Ideally, you should invest in assets that give inflation-beating returns. To select such assets, you might want to consult an experienced financial advisor. They will explain to you how you can diversify your portfolio to minimize risks and secure the highest possible income in the long run.
Create a Contingency Fund
It might be hard to calculate precisely how much money you’ll need to spend on medical services after you retire. Your insurance should cover the majority of your routine healthcare costs. Yet you might need supplemental coverage to help pay for your nonroutine healthcare expenses that are only likely to rise over time. Besides, your insurance might fail to cover most long-term care costs.
You might consider buying long-term care insurance, which can help with expenses such as home health aides. The sooner you purchase it, the lower your premiums will be. Plus, insurers will be very unlikely to reject a young client.
Also, you might open a health savings account and put in the maximum contribution to it. You won’t be allowed to use the savings from this account for any other purposes except taking care of your health. If you neglect this condition, you might be subject to income tax and penalties. Otherwise, these funds should be tax-advantaged. Money that you don’t spend will accumulate with tax-free compounding until you need it during retirement.
Plan Where You Would Like to Live
These are just a few options that you might consider.
- Leave the big city and retire in the countryside with low taxes and low cost of living.
- Relocate from the countryside to a big city because your children live there and you can get better access to medical services.
- Move to another country with a warmer climate. In this case, you’ll need to prove that you have a sufficient sum in your bank account.
This decision can significantly impact your future expenses and your retirement planning strategy.
Avoid Using the Funds Kept Aside for Retirement
At some moments of your life, you might feel the temptation to use your retirement savings for good and important purposes, such as getting married or buying an apartment. No matter how noble your motives are, this might become the first step to ruining your retirement plans. Each of your financial goals should have its corpus. You should consistently allocate a certain sum toward your retirement every month and avoid using this money for any other purpose.
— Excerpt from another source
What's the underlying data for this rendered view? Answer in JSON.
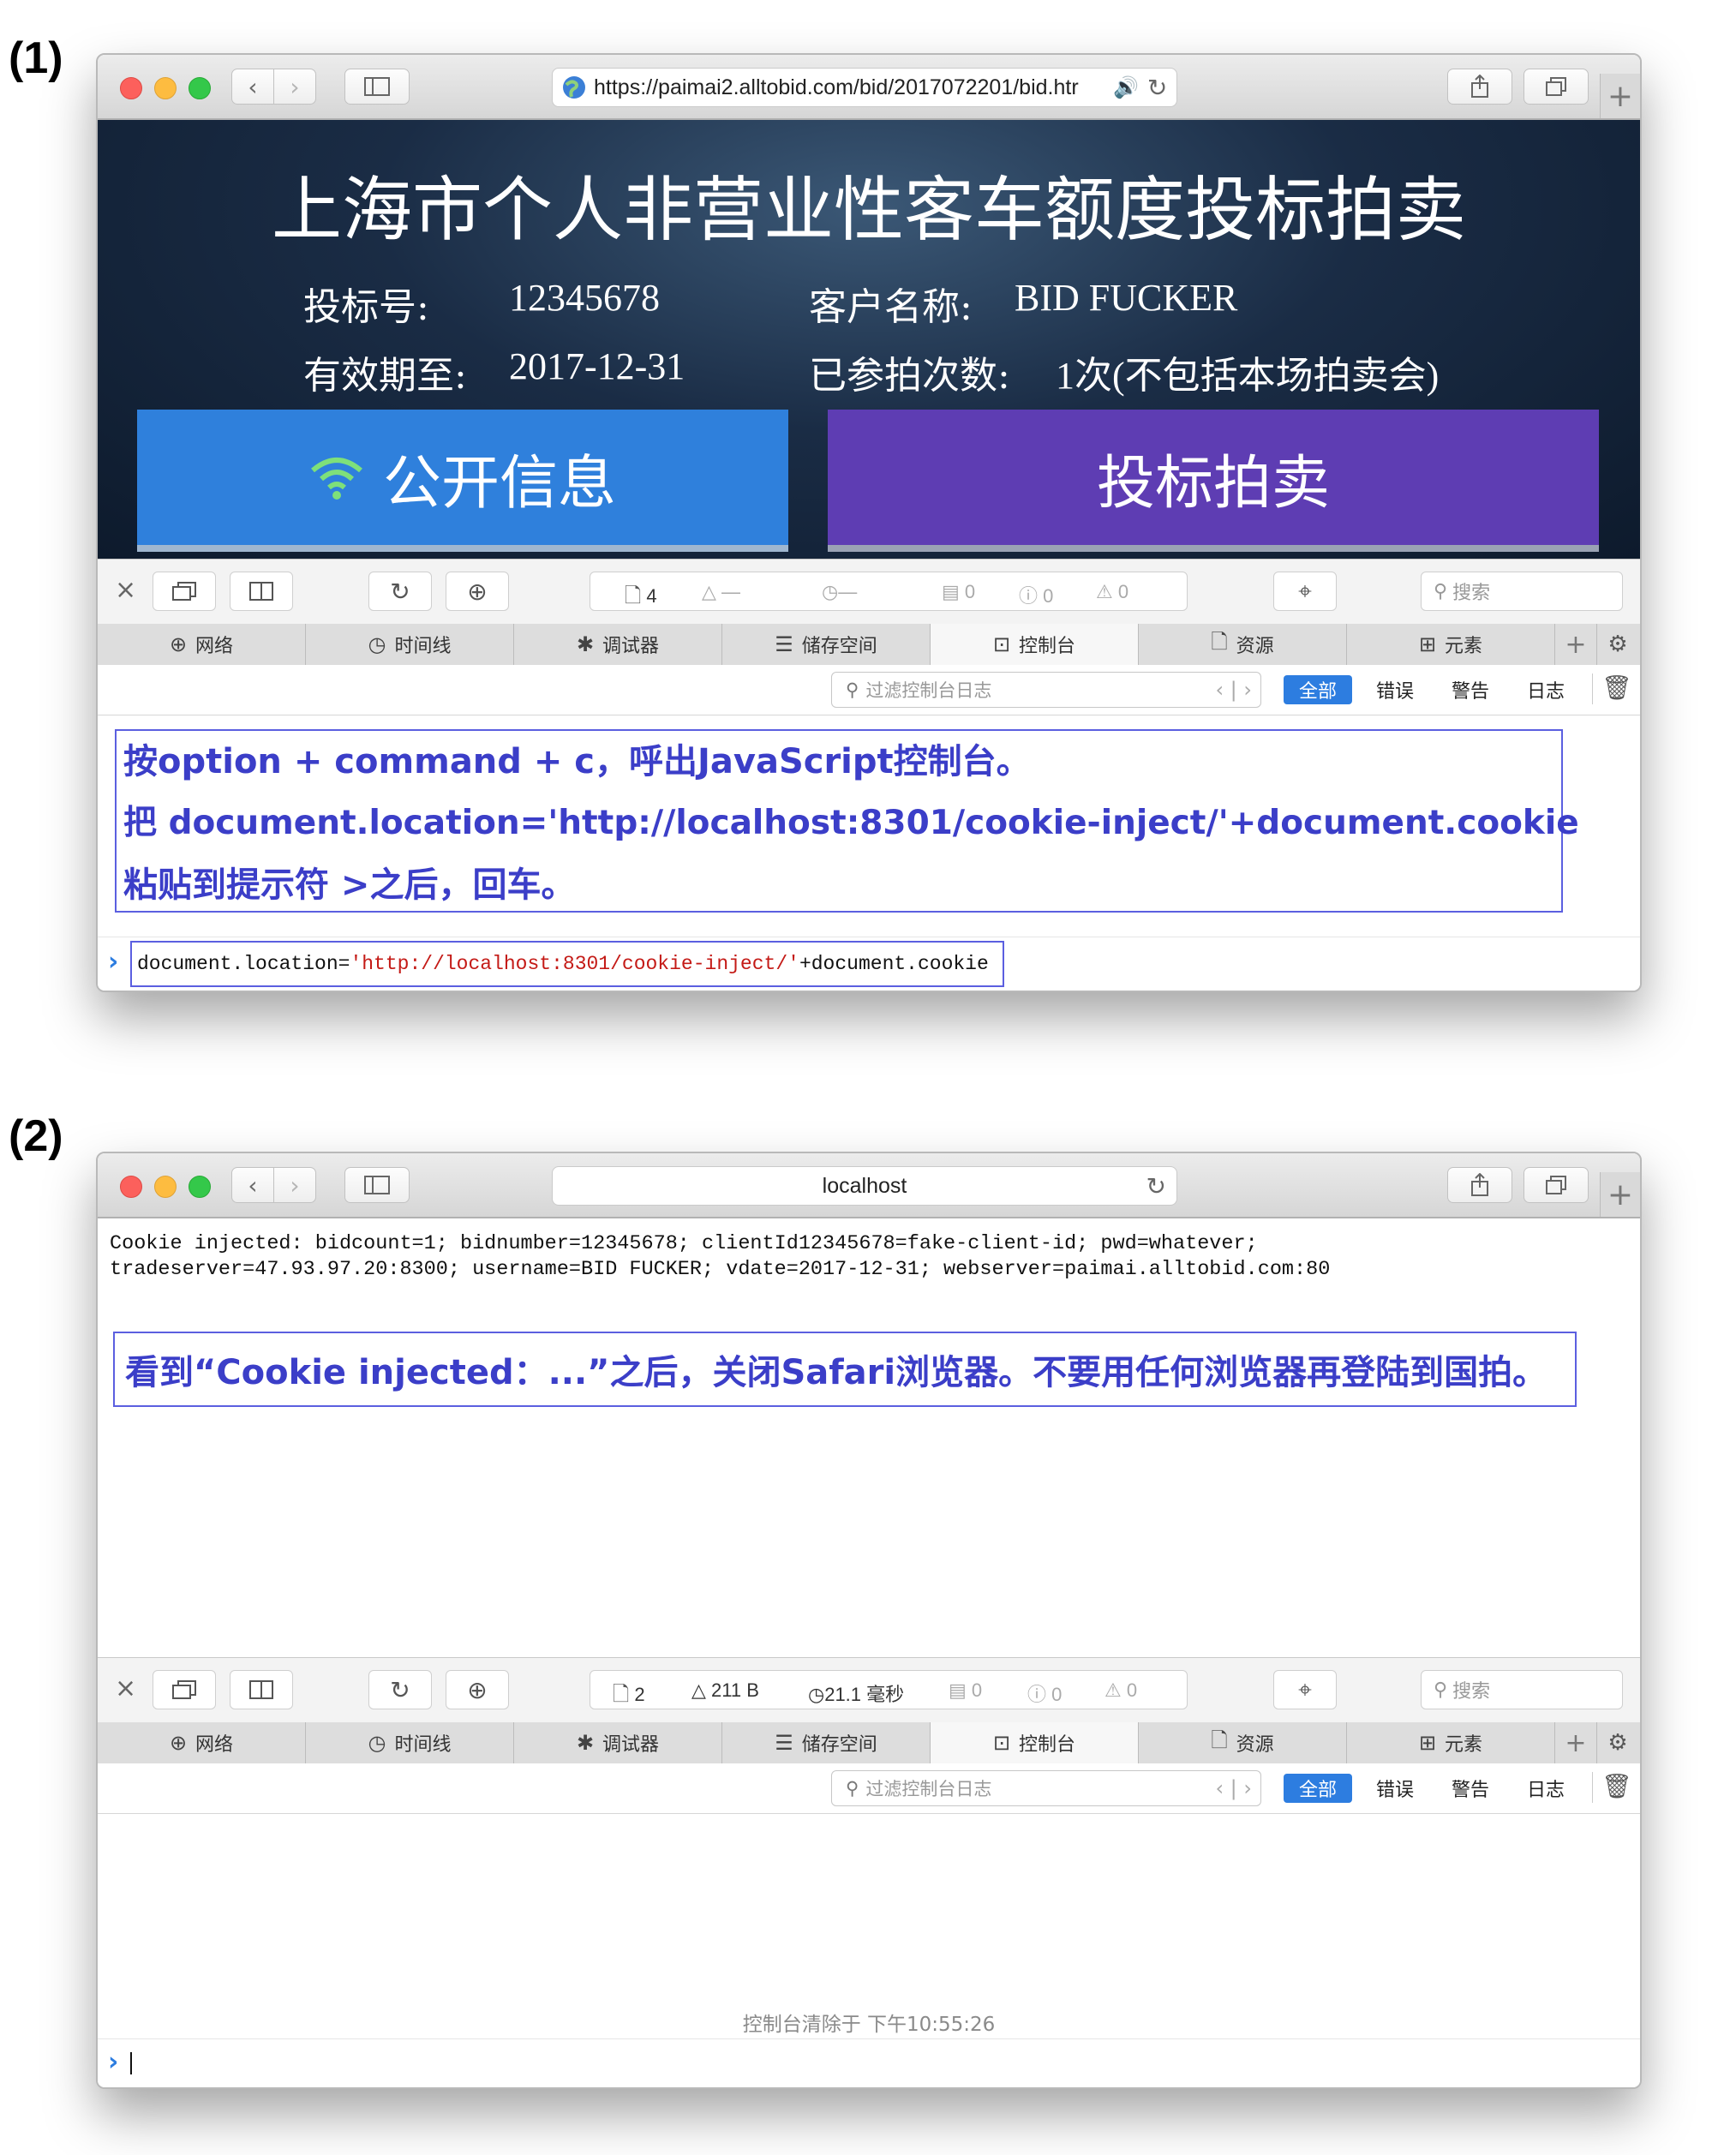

Hopefully, this article came in handy. Now, you should better understand why it’s important to start planning your retirement early and how you should approach it. Determine your investment horizon, downsize your debt and try to estimate your everyday expenses after you retire. Diversify your portfolio, create a contingency fund and avoid using prematurely the funds kept aside for retirement. The earlier you start to prepare for retirement, the more comfortable you’ll feel after you stop working.